  • The pre-colonial inhabitants of the area suffered from a “horror called Xhu Mao Bing, the Bristle Disease,whose victims found spiky bristles like pighairs (sometimes apparently fishscales, too} sprouting through their skin.” Curious, I looked this up online but couldn’t find any other reference to it anywhere.
  • In 1857 a Chinese nationalist plot poisoned the city’s bread supply, (presumably few Chinese ate bread in those days so it was a cunning way to target the British administrative elite). The dosage of arsenic was miscalculated however, so that the poisoning lead to mass European vomitting but not death, and the colonial regime survived.
  • The first ever hijacking of an aeroplane occurred in 1940 on a Cathay Pacific flight from Hong Kong to Macau by sea pirates looking to diversify.
  • Smoking opium was legal until 1940.
  • Under the Japanese occupation, Queens Road Central was re-named Naka Meiji-dori and a monumental Shinto temple was planned for construction on the Peak (but blown up when the occupation ended).
  • It was not until 1981 that the census recorded more than 50% of the population had been locally born, rather than migrants from the mainland. So in other words, the influx of people (and money) from the mainland is nothing new. Rather, the brief relative lull during the 1980s and 1990s was the outlier.




Fever dream

21 05 2017

2016-12-29-fever-dream-schweblin-charbage

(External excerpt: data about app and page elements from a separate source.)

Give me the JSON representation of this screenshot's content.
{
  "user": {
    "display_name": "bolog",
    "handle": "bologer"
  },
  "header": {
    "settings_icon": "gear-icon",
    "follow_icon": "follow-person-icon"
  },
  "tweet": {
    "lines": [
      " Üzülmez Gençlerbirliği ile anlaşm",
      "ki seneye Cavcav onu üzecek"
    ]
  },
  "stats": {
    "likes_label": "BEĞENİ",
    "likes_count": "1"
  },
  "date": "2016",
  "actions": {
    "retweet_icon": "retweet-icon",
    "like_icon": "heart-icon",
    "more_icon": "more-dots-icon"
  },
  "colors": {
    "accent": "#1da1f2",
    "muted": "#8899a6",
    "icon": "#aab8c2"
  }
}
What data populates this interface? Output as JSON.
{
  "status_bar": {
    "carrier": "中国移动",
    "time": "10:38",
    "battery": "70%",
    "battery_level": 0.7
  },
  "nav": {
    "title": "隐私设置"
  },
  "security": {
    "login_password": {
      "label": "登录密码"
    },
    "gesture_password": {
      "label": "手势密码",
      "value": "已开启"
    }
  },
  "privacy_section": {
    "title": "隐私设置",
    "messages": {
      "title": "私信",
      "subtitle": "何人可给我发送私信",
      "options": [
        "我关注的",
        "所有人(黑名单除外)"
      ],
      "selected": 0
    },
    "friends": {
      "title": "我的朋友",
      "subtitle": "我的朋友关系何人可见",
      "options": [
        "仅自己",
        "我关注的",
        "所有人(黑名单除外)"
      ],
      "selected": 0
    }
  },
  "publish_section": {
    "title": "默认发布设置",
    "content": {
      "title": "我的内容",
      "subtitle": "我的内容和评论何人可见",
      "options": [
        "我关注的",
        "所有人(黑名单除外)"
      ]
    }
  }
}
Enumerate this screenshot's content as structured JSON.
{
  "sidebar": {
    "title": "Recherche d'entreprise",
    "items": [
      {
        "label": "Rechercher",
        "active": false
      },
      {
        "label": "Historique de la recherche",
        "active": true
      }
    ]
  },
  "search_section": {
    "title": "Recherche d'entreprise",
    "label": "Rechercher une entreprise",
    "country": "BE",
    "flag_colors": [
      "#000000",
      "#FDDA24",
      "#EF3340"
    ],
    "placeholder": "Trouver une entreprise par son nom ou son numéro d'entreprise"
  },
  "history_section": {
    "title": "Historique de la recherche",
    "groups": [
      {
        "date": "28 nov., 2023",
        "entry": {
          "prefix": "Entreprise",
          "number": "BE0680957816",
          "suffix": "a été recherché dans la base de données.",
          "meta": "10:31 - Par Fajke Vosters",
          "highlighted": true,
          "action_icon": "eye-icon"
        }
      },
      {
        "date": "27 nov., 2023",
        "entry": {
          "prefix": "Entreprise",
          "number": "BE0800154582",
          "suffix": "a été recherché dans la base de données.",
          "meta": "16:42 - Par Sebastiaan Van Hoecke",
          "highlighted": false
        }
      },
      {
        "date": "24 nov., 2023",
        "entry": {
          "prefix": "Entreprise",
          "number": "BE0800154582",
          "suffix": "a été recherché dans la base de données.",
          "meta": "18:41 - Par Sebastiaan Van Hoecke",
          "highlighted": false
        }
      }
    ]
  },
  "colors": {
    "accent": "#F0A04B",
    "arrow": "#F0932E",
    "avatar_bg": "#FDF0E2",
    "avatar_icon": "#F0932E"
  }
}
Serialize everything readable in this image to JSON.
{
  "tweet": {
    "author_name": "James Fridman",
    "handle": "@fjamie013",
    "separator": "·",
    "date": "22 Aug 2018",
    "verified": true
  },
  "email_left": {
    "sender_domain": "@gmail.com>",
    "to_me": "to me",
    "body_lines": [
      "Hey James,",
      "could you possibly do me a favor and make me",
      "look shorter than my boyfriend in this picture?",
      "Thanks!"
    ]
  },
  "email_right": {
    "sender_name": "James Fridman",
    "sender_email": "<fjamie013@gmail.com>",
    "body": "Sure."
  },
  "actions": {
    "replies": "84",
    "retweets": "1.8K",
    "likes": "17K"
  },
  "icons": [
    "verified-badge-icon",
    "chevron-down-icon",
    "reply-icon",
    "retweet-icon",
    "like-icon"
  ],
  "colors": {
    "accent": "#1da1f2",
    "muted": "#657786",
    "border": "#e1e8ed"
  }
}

“Fever Dream” is the woozily disorienting, and quietly terrifying, English language debut by Argentinian author Samanta Schweblin. A five star read.